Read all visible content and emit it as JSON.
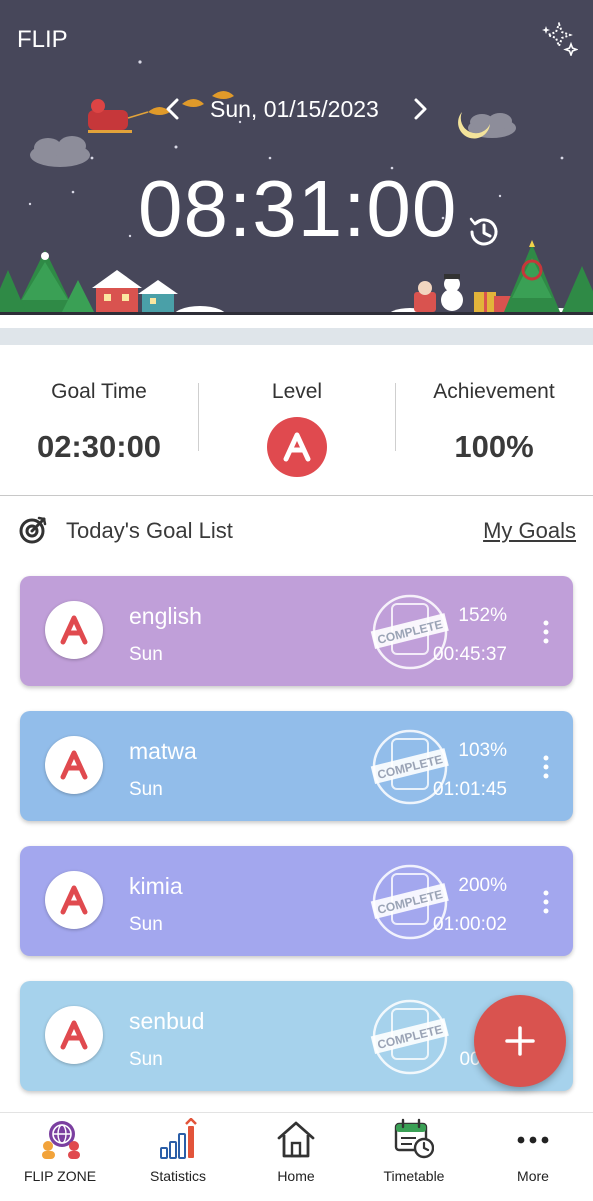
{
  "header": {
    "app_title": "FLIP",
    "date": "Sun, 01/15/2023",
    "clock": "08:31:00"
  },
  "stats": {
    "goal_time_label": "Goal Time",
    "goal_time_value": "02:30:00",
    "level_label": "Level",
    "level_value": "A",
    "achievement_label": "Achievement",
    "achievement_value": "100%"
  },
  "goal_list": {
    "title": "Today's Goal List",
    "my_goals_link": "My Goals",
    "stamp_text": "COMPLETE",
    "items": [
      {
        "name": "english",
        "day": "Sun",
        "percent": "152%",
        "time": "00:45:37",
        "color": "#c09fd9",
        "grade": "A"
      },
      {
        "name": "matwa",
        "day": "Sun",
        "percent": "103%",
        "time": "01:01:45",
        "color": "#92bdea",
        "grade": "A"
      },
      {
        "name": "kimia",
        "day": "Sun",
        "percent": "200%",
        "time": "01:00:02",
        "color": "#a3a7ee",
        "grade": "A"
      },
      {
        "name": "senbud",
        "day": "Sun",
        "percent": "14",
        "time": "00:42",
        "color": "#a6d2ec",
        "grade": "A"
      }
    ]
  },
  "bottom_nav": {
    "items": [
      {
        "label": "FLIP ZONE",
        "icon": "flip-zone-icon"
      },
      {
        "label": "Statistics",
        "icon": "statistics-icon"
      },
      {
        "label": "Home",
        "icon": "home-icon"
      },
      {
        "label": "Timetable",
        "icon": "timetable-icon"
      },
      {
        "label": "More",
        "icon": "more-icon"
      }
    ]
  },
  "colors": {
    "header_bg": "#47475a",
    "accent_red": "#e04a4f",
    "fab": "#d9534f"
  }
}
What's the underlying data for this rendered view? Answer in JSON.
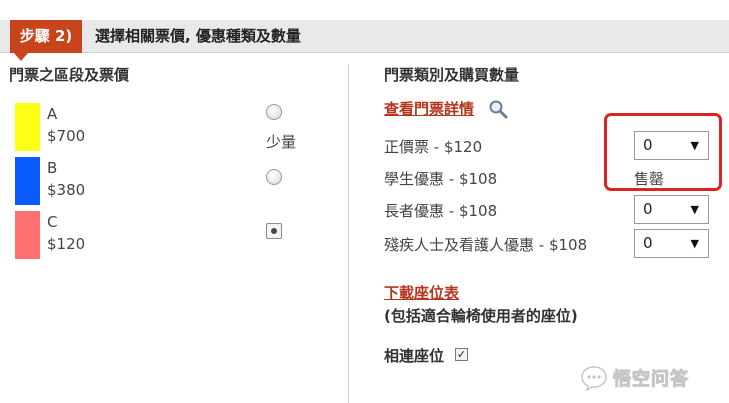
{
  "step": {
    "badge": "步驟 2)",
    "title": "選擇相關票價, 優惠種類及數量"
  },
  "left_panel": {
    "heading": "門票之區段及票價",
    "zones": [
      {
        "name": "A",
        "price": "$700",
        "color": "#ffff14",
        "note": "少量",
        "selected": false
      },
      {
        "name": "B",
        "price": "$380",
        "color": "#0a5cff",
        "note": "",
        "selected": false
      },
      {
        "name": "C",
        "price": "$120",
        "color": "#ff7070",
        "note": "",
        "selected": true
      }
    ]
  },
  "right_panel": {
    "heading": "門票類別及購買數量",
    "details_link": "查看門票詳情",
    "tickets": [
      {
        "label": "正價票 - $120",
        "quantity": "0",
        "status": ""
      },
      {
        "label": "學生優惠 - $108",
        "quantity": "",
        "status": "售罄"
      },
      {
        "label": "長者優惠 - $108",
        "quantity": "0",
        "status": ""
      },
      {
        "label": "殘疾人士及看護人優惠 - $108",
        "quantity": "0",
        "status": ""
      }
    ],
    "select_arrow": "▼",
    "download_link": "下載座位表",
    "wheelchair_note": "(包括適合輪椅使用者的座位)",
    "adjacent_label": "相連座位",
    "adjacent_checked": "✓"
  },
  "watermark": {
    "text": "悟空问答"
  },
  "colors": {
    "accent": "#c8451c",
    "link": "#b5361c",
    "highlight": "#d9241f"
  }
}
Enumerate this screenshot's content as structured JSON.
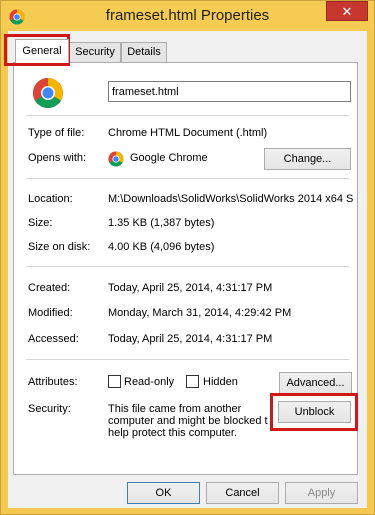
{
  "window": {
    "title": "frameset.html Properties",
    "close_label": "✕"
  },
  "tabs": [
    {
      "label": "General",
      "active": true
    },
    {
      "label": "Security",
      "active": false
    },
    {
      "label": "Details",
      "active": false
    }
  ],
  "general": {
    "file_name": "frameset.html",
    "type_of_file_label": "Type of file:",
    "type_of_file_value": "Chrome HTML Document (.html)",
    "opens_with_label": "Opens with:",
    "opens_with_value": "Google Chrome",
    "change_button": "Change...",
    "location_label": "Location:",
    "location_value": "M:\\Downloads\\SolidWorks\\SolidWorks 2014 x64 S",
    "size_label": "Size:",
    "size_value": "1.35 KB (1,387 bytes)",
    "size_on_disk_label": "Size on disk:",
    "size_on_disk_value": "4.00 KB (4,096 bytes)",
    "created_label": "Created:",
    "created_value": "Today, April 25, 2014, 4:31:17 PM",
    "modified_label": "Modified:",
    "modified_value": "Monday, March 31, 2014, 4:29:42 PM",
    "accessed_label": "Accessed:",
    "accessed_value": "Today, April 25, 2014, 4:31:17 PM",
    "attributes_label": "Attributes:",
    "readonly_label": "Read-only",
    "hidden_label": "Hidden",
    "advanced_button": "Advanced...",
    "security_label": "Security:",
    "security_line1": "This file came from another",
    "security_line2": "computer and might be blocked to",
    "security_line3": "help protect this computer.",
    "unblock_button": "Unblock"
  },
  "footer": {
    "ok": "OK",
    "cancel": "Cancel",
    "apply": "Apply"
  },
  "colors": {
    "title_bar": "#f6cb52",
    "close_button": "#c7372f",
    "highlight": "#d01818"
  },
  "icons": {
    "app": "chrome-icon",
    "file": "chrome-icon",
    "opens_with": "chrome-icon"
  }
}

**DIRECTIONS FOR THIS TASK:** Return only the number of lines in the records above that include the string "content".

**ANSWER:** 2